Illicit drug use: class, gender and ethnicity
This is a new chapter and its purpose is to provide a warning to students working in this area not to assume that the effects of illicit drug use fall evenly on all sections of the population. Whilst it is true that drug use transcends gender, class and race the manner in which that occurs, and, in some cases, the types of drugs consumed, is not consistent across different social groups. In many respects this is unsurprising as there is a large body of literature in the social sciences that demonstrates aspects of inequality of life experience, consumption patterns and provision of services. However, as with all speciﬁc areas it is important that the exact manner in which inequality manifests is understood, not least because it may serve to improve services. This chapter begins by outlining the normalisation thesis (Parker et al.

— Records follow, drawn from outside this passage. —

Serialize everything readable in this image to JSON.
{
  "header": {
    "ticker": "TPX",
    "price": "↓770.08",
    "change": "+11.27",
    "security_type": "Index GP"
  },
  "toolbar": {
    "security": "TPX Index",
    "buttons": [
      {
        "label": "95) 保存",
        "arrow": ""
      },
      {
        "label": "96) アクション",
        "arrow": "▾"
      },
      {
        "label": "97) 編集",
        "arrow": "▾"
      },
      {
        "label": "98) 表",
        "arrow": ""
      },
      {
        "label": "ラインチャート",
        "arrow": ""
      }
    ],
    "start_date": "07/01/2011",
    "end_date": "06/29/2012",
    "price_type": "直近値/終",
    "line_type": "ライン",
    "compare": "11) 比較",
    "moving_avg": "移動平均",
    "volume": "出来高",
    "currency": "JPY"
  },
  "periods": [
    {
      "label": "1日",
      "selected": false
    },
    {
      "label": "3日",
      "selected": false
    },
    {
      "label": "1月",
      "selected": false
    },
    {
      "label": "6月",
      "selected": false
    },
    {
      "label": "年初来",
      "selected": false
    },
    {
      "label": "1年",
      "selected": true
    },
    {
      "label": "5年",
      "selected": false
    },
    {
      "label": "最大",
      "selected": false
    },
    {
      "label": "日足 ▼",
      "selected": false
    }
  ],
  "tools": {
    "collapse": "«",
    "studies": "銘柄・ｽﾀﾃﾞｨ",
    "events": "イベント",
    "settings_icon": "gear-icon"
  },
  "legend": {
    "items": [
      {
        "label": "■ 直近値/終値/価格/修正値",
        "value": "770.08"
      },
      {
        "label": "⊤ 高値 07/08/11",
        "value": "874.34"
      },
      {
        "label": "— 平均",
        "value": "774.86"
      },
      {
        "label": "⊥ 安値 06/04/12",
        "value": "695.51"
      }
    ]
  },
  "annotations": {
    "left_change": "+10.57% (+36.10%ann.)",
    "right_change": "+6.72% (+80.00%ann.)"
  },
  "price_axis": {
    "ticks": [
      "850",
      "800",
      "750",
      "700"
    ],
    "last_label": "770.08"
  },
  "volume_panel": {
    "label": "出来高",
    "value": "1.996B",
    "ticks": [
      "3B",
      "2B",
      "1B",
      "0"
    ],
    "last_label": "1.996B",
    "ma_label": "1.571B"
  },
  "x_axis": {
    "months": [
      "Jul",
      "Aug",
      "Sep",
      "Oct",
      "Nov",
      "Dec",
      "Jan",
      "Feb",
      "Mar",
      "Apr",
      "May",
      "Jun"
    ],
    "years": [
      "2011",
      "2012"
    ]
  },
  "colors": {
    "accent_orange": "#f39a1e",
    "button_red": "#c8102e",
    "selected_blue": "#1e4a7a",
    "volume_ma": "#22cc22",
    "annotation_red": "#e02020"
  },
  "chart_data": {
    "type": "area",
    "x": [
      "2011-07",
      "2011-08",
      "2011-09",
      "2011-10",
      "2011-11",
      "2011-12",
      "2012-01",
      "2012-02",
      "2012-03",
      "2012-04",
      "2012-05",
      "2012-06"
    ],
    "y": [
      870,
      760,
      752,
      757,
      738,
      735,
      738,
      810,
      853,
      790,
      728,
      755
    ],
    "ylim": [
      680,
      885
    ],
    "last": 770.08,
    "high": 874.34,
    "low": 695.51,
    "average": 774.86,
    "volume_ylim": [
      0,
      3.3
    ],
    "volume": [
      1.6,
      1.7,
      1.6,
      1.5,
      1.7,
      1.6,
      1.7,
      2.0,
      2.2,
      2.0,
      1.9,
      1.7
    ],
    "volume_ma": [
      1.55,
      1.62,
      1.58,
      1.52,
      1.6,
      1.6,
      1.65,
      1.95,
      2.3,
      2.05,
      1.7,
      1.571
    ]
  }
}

1998) both in its original form and the revisit that Howard Parker and colleagues conducted in 2002 (Parker et al. 2002). From there, it offers a more in-depth look at the use of illicit drugs in terms of gender, social class and race and ethnicity in order to explore the effects of social and cultural pressures on different social groups. For example, we know that many female problematic drug users who are committing crime often resort to prostitution, yet prostitution is not currently one of the trigger offences used to determine suitability for drug intervention programmes. Equally, we know that drug use when conducted by males can be explained as ‘normal’ risk-taking behaviour, but when undertaken by women it is seen as doubly deviant. The chapter concludes with an examination of the manner in which the media reports on illicit drug use in relation to gender, class and race and will argue that the media’s ‘horror-distortion’ techniques often provide a false impression regarding the extent and nature of drug use. However, before starting on that journey, it is important to offer a brief reminder of the current state of illicit drug use in contemporary British society.